> **Problem statement**
The string "nChart" may appear in lines of the listing. Report each line where it does.

====== Record set ======

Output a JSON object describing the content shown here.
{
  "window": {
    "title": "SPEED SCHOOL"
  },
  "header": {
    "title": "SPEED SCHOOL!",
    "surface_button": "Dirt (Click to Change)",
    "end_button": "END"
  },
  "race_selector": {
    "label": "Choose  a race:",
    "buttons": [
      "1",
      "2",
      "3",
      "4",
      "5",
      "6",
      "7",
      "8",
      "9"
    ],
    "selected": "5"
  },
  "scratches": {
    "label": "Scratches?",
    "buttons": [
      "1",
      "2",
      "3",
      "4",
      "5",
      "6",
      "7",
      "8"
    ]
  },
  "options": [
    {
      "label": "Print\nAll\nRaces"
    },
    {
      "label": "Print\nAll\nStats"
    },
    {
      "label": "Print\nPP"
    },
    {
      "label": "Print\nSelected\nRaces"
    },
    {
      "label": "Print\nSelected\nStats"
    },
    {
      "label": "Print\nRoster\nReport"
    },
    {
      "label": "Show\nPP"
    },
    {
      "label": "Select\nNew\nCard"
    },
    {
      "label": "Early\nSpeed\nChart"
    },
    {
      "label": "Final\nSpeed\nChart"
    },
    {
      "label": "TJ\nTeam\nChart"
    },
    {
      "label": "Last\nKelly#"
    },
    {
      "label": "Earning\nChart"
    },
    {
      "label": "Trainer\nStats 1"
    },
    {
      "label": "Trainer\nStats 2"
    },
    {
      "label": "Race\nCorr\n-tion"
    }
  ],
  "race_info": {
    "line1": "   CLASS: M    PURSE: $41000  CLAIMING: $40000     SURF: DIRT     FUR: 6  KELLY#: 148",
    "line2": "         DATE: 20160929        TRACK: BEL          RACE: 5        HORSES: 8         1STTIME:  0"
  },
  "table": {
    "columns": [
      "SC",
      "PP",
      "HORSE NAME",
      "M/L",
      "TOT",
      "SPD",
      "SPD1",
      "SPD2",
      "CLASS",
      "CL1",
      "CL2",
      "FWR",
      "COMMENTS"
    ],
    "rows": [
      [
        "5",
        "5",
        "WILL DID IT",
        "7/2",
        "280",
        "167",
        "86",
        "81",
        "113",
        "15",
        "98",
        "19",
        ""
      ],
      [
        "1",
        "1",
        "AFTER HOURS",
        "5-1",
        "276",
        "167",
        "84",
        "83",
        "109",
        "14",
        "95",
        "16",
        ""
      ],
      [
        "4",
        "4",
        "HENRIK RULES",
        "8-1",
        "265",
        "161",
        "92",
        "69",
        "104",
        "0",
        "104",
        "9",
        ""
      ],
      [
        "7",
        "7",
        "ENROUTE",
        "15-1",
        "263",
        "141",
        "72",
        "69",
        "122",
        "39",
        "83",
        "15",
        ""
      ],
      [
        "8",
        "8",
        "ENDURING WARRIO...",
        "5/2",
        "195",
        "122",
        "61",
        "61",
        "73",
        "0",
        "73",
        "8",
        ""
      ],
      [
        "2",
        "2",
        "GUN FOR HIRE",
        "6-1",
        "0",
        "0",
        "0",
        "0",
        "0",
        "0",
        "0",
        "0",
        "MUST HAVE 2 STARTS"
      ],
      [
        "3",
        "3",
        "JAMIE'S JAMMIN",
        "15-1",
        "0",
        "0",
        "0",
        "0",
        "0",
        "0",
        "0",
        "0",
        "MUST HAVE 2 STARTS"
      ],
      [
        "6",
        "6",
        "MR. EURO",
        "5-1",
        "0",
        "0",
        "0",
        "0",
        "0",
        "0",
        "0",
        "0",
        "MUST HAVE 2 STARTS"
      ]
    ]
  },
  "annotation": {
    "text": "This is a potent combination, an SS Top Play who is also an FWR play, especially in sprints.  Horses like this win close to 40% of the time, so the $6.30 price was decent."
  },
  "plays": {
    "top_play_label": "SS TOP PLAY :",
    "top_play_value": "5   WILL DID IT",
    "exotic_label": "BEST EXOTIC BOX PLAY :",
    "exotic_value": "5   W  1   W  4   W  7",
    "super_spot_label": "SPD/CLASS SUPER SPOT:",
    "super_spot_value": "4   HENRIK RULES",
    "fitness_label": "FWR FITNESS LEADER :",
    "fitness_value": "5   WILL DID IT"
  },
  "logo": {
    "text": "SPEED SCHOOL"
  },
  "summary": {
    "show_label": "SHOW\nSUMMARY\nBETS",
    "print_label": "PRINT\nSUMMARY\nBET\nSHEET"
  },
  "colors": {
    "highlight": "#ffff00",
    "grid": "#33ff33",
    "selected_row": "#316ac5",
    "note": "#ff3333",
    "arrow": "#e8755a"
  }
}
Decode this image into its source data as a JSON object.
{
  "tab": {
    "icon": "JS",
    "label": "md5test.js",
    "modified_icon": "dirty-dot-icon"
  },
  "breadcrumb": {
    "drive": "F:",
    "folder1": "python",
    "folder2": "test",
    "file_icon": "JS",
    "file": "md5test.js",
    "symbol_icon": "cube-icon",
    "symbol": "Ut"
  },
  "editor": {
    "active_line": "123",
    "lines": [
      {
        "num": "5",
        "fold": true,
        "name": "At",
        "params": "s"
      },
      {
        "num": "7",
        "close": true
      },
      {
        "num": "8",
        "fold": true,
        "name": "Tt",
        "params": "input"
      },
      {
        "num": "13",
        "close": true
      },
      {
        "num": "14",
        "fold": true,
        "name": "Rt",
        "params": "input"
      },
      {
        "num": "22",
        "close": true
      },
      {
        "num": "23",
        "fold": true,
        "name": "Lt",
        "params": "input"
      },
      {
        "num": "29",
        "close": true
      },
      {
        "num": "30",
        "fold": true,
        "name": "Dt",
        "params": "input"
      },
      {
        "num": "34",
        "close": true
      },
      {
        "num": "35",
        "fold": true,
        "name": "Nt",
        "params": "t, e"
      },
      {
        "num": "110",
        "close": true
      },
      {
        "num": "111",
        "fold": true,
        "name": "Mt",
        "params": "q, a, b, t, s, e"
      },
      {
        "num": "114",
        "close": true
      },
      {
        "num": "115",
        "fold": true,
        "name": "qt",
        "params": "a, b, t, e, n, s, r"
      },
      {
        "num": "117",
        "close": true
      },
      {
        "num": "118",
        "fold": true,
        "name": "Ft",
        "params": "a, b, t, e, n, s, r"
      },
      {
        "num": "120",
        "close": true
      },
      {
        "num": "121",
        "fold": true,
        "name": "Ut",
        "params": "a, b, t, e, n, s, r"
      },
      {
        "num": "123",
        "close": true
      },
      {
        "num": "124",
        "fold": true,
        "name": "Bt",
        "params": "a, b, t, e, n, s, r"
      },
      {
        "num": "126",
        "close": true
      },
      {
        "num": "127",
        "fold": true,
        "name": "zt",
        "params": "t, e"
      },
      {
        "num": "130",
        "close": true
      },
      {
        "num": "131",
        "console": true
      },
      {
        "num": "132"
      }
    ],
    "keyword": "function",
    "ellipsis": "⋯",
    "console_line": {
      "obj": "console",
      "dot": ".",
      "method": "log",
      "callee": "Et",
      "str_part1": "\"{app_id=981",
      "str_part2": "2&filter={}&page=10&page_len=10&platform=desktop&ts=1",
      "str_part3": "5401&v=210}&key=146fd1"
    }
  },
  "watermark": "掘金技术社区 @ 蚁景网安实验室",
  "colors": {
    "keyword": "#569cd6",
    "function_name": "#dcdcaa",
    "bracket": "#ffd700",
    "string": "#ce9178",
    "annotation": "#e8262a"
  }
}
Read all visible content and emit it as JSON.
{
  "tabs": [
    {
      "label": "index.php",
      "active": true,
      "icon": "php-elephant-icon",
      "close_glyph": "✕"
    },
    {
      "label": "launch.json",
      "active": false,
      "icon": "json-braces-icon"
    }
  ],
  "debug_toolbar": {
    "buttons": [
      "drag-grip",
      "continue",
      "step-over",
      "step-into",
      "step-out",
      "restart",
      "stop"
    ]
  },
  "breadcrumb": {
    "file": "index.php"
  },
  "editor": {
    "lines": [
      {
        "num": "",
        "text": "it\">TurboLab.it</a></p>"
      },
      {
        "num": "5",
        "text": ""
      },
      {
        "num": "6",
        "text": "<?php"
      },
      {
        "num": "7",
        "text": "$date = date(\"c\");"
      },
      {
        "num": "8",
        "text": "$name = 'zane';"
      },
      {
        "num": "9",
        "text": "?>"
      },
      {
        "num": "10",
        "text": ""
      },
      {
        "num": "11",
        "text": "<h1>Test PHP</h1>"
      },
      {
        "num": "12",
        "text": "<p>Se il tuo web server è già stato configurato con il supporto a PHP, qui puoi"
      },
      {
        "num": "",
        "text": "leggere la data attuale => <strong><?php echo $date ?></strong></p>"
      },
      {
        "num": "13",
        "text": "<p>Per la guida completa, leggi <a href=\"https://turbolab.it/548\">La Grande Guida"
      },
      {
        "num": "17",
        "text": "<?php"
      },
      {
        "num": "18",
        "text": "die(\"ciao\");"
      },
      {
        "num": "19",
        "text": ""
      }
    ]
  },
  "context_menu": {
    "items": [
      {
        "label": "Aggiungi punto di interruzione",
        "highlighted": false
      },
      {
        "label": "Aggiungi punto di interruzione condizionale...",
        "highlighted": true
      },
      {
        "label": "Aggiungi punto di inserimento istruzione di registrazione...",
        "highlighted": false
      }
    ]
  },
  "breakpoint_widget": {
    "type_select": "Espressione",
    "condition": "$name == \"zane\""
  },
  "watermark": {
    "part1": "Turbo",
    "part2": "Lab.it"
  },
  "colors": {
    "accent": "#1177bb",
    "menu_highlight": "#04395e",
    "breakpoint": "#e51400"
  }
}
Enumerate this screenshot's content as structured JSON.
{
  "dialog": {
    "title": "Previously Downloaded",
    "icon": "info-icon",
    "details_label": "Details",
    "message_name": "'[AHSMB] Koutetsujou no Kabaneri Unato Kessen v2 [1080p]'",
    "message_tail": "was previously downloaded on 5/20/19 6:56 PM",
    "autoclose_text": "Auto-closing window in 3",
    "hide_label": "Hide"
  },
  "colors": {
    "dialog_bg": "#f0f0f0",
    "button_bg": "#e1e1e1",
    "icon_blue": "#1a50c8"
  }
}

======

> **Result for this exercise**
      "label": "Early\nSpeed\nChart"
      "label": "Final\nSpeed\nChart"
      "label": "TJ\nTeam\nChart"
      "label": "Earning\nChart"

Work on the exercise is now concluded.